Kannada writer Vasudhendra's Tejo Tungabhadra is historical fiction at its best

It tells the tale of four lovers in 15th and 16th century Portugal and India


When Vasco da Gama found a sea route to India, all of Lisbon in Portugal danced for joy. King Manuel of Portugal could not contain his excitement at the prospect of the glory the new route would bring him. The ships were full of spices from India―pepper, cinnamon and ginger―heavy ivory and fine silks. The formerly poor king was now among the wealthiest rulers of Europe. Ironically, the prosperity of Lisbon steals the joy of the lovers Gabriel and Bella in Vasudhendra’s novel Tejo Tungabhadra―Tributaries of Time, as Gabriel decides to set sail to India with General Alonso de Albuquerque’s fleet to make his fortune and escape the ridicule of Bella’s father. In faraway Vijayanagara (Karnataka), the young couple Hampamma and Keshava are going through similar tribulations due to rigid traditions and religious violence.

For me, history means the common man’s story and has nothing to do with kings and queens. ―Vasudhendra

Tejo Tungabhadra, published by Penguin and set in the late 15th and early 16th centuries, tells the tale of these four lovers set against the backdrop of social, religious and political upheaval in Portugal and India. The rivers Tejo and Tungabhadra bear silent witness to the unspooling tale of love, ambition, suffering and greed. The novel has set a benchmark for historical fiction in the country with its sweeping grandeur, deep research and complex plot.

“For me, history means the common man’s story and has nothing to do with the kings and queens,” says Vasudhendra. “Reconciling history is a challenge. The writings on Krishnadevaraya (emperor of Vijayanagara) recount the affluence of the period; apparently, even precious stones were sold on the streets of Vijayanagara. But Purandara Dasa, a saint and contemporary, observed that every man’s strife remained filling his stomach, hinting at the grave poverty that existed then. So, which version of Vijayanagara is true? It is clear that the glorious accounts of history are seldom speaking about the common man’s plight.”

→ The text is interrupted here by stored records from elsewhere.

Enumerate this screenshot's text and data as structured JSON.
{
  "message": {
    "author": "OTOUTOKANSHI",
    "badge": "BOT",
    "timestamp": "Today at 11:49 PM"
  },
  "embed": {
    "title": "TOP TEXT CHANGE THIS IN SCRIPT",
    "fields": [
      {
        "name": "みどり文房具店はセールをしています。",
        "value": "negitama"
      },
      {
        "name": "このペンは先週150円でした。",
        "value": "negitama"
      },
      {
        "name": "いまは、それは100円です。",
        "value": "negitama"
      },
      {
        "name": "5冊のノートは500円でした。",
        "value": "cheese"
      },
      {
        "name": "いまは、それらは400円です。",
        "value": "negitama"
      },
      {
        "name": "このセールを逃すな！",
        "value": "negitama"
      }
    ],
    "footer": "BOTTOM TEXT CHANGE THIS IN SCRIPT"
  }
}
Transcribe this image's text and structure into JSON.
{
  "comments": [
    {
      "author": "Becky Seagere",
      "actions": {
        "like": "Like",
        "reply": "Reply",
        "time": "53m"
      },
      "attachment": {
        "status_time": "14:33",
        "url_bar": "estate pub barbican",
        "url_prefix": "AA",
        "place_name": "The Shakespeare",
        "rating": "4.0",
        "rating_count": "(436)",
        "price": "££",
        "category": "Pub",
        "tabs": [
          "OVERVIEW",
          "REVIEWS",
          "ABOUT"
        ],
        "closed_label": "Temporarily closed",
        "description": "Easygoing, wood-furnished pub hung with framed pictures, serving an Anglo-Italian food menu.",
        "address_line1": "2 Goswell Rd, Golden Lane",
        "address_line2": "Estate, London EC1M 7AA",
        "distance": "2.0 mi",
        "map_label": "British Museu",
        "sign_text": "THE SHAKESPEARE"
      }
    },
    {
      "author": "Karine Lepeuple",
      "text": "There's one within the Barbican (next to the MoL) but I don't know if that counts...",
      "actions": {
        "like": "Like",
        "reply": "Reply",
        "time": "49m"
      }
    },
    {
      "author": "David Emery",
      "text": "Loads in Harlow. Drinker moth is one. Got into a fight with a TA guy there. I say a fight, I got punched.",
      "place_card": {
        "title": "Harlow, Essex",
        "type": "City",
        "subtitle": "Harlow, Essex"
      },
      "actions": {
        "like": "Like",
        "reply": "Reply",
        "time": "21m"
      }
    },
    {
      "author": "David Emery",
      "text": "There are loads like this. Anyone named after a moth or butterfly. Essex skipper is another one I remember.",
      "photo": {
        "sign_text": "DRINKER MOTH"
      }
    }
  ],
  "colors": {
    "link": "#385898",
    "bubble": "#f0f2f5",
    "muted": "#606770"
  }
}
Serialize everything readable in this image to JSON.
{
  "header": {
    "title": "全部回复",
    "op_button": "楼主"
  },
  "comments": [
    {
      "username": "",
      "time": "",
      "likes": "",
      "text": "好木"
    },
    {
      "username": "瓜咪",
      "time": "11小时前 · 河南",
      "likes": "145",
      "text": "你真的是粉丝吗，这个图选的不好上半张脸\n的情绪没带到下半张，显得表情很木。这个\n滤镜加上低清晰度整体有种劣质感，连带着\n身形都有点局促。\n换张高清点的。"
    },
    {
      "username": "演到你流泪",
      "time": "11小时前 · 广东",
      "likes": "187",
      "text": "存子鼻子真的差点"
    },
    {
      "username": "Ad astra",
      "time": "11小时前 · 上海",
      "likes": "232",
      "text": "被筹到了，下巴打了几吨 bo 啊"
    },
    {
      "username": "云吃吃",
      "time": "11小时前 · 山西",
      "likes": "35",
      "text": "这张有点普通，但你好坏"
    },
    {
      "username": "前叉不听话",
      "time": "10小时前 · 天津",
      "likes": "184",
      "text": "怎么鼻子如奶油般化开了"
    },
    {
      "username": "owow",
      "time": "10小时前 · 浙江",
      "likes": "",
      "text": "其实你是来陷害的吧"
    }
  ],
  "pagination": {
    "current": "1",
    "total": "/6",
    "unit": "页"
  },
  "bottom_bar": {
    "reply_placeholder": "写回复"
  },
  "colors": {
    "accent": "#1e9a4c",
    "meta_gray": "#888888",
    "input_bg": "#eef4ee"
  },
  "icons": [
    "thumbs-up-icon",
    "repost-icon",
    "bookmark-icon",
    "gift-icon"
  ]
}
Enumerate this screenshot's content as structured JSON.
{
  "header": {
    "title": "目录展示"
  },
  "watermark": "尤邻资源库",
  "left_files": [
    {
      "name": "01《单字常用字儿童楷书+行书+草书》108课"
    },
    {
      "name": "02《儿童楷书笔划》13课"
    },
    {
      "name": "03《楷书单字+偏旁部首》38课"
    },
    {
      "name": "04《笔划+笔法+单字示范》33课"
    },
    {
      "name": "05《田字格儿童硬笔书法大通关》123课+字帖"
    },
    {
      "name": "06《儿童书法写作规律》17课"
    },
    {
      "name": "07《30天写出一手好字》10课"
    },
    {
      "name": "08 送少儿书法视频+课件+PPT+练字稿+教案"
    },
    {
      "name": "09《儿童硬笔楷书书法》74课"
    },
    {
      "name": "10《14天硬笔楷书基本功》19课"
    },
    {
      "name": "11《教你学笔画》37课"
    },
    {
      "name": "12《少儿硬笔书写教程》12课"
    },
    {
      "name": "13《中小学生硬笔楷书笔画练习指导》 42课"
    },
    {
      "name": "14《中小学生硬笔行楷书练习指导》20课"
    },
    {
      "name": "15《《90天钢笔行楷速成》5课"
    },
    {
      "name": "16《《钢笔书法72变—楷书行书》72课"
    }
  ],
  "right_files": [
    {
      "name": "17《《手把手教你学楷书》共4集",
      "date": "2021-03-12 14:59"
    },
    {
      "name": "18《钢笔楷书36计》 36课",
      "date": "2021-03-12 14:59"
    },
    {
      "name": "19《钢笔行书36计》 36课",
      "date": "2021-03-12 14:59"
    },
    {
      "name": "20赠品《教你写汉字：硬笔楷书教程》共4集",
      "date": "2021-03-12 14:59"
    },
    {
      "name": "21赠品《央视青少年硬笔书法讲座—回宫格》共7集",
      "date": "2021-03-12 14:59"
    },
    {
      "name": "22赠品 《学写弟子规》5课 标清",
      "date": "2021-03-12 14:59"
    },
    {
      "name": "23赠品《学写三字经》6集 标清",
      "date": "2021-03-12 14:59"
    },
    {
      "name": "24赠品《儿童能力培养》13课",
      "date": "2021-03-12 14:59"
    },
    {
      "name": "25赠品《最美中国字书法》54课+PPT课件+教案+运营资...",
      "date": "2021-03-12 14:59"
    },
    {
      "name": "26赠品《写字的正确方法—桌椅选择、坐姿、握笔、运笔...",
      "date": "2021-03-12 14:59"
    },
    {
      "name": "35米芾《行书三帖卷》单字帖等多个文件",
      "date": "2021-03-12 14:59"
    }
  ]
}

A software professional from Sandur in Karnataka’s Ballari district, Vasudhendra quit his job to become a best-selling Kannada writer who is now making his foray into English literature through translations. He first came to the notice of English readers with the translation of his work Mohanaswamy, a personal account of him coming out as gay. This was followed by The Unforgiving City and Other Stories―a collection of stories that captures the fallout of urbanisation.

“While I looked closely at the Vijayanagara empire, which is 12km away from where I grew up, what was more fascinating was life in Lisbon, which underwent great turbulence because of India,” he says. He spent three years reading Spanish and Portuguese anthologies. What shocked him about the Vijayanagara chapter was the suffering of women in medieval times. While the queens in the harem suffered oblivion despite their wealth, the common women endured poverty, fell victim to inhuman traditions and the vagaries of war.

“Tejo Tungabhadra is a very ambitious book and, as opposed to most Kannada books, the story and language are interwoven,” says Maithreyi Karnoor, who translated the book into English. “A Kannada writer talking about Portugal is unique. We have seen European post-colonial works talking about India in their language, and now we are talking back, telling their stories in our language.” The original version which released in 2020 was a big hit and ran into eleven editions.

Plotting the story, set at the time of Vasco da Gama when Europe was witnessing the Jewish refugee crisis, was a daunting task as it required extensive research into an unfamiliar time and culture. Vasudhendra soon realised there was not much literature available in India. His friends in Europe and America helped him buy second-hand English translations of Spanish and Portuguese books. “I had no inkling about the challenges of sea travel,” he says. “So, I studied a book on the medieval Spanish sailor’s lifestyle. Writing about Lisbon was easier compared with writing about Vijayanagara for want of documents and reference material. I saw Vijayanagara through the travelogues of the Portuguese. For the Indian part of the novel, I studied the edicts of Krishnadevaraya’s period.”

At a time when the line between literature and politics seems to be blurring, Vasudhendra says he is neither left nor right. “In fact, I am not even straight,” he quips, urging aspiring writers to fiercely guard their freedom and to break stereotypes.

Tejo Tungabhadra―Tributaries of Time

By VasudhendraTranslated by Maithreyi Karnoor

Published by Penguin Random House

Pages 464; Price Rs699